Light Up Your Campsite with Bluetooth LE
Bluetooth LE (BLE) is ubiquitous at this point, it's available in phones, fitness bands, lights, doorbells, refrigerators... and the list goes on. Just wander around the office with a BLE scanner (read: your phone) and marvel at the number of 'things' that pop up. BLE can also be used to power the next great product or evolution in your market. I recently had the opportunity to build a new product leveraging BLE to gather information in bike sharing systems. In the process of exploring the producer side of this technology, I learned that it is much easier to do than I imagined. Come on down to learn how you can leverage free (or cheap) tools and technologies to make your next great product! Why attend? The goal of the session is to learn (or remember) a bit about Bluetooth LE. We’ll take a look at what it takes to develop ‘to the metal’ on the hardware and hopefully come away with a couple takeaways… 1) It’s not as hard as you may have thought and 2) it’s not as easy as (some tech you think is super easy) :) The talk is really targeted towards Makers, Hardware Enthusiasts and Engineers who want to dip their toes into firmware development and haven’t yet had the opportunity. This is the sort of work you’ll likely need to do if your goal is to produce a commercial / open source product based on these technologies. What the session is NOT…. This won’t be an exhaustive review of BLE, there just simply isn’t the time, nor honestly, are all the nuts and bolts particularly thrilling presentation material :) This also isn’t a sales pitch for Nordic Semi, their tools just happen to be those I am familiar with and I do feel that they provide a pretty slick developer experience. It also really isn’t a sales pitch for ‘to the metal’ development, but rather an introduction to help you decide whether this is a path you want to travel. Lastly, I’m not going to be showing 'Best Practices' here, this is a little more in depth than ‘Hello World’, but we’re going to be focused on getting the solution to work, not making it as elegant or maintainable as possible.
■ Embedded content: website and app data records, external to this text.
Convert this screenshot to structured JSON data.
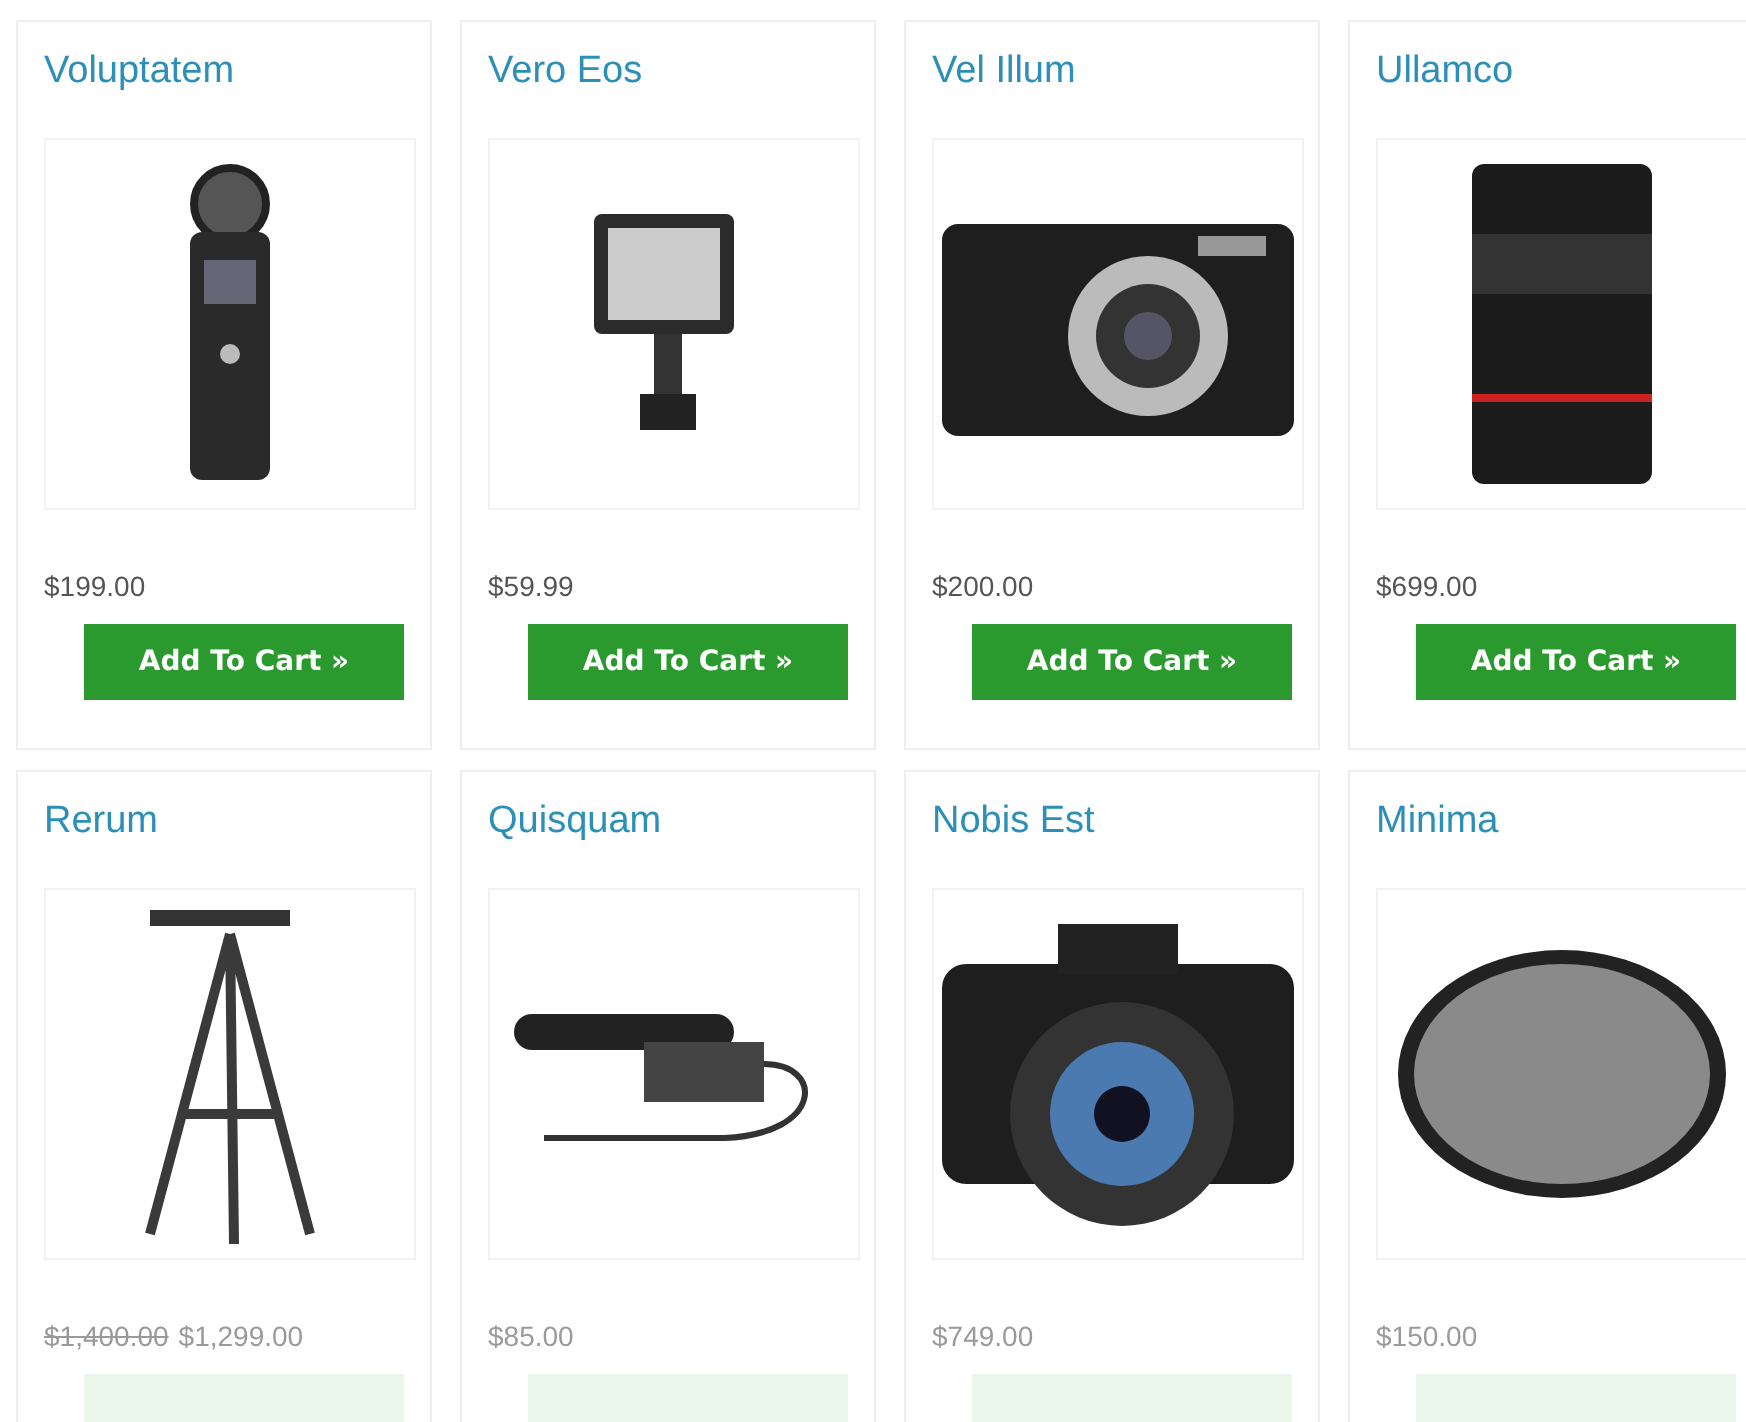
{
  "products": [
    {
      "name": "Voluptatem",
      "kind": "recorder",
      "price": "$199.00",
      "faded": false,
      "button_label": "Add To Cart »"
    },
    {
      "name": "Vero Eos",
      "kind": "light",
      "price": "$59.99",
      "faded": false,
      "button_label": "Add To Cart »"
    },
    {
      "name": "Vel Illum",
      "kind": "compact",
      "price": "$200.00",
      "faded": false,
      "button_label": "Add To Cart »"
    },
    {
      "name": "Ullamco",
      "kind": "lens",
      "price": "$699.00",
      "faded": false,
      "button_label": "Add To Cart »"
    },
    {
      "name": "Rerum",
      "kind": "tripod",
      "old_price": "$1,400.00",
      "price": "$1,299.00",
      "faded": true
    },
    {
      "name": "Quisquam",
      "kind": "microphone",
      "price": "$85.00",
      "faded": true
    },
    {
      "name": "Nobis Est",
      "kind": "dslr",
      "price": "$749.00",
      "faded": true
    },
    {
      "name": "Minima",
      "kind": "filter",
      "price": "$150.00",
      "faded": true
    }
  ]
}
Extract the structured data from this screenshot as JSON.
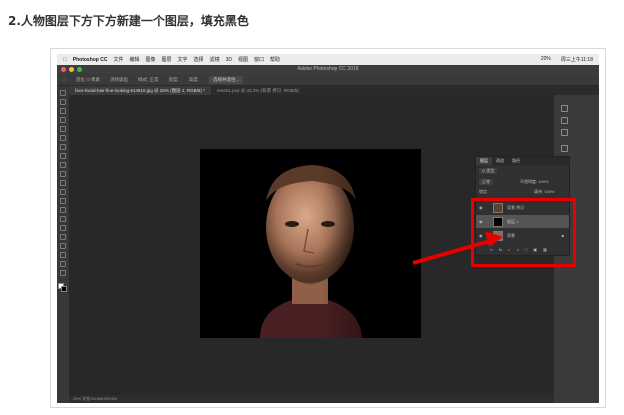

BLE / firmware development is something I’m pretty interested in on a personal level, so if you have experience here or best practices / burnt fingers you’re willing to share, I’d love to hear them!
None, some exposure to C-based languages will make grok'ing the examples a bit easier.
- Bluetooth LE is easier to use than I thought!
- 'Real' BLE development doesn't have to be 'hardcore firmware devs only'